- WHAT THE TASK REQUIRES
Within the listing below, please show every line carrying the string "icon".

- PROVIDED INFORMATION
:::
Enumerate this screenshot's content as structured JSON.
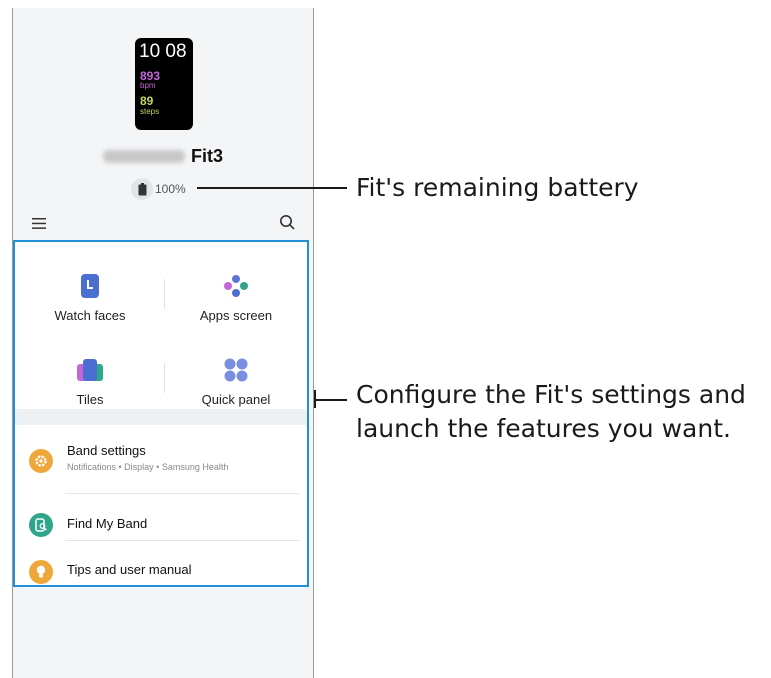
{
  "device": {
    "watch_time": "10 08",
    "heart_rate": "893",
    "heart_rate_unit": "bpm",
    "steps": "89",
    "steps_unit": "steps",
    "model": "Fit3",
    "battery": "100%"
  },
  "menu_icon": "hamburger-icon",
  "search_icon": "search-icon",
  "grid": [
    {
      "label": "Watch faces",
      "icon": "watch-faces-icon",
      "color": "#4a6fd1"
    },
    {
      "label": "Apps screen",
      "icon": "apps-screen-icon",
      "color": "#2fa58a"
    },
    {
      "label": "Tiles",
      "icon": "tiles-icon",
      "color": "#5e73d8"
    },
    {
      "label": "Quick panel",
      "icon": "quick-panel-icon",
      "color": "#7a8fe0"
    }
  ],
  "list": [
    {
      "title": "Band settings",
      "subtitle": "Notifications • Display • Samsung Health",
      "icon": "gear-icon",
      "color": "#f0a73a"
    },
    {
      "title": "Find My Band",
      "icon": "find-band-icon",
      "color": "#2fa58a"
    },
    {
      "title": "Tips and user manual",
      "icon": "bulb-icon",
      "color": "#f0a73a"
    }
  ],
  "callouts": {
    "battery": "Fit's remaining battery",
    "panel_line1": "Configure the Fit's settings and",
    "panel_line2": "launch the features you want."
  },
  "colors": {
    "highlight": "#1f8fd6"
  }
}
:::
- EXERCISE ANSWER
  "menu_icon": "hamburger-icon",
  "search_icon": "search-icon",
      "icon": "watch-faces-icon",
      "icon": "apps-screen-icon",
      "icon": "tiles-icon",
      "icon": "quick-panel-icon",
      "icon": "gear-icon",
      "icon": "find-band-icon",
      "icon": "bulb-icon",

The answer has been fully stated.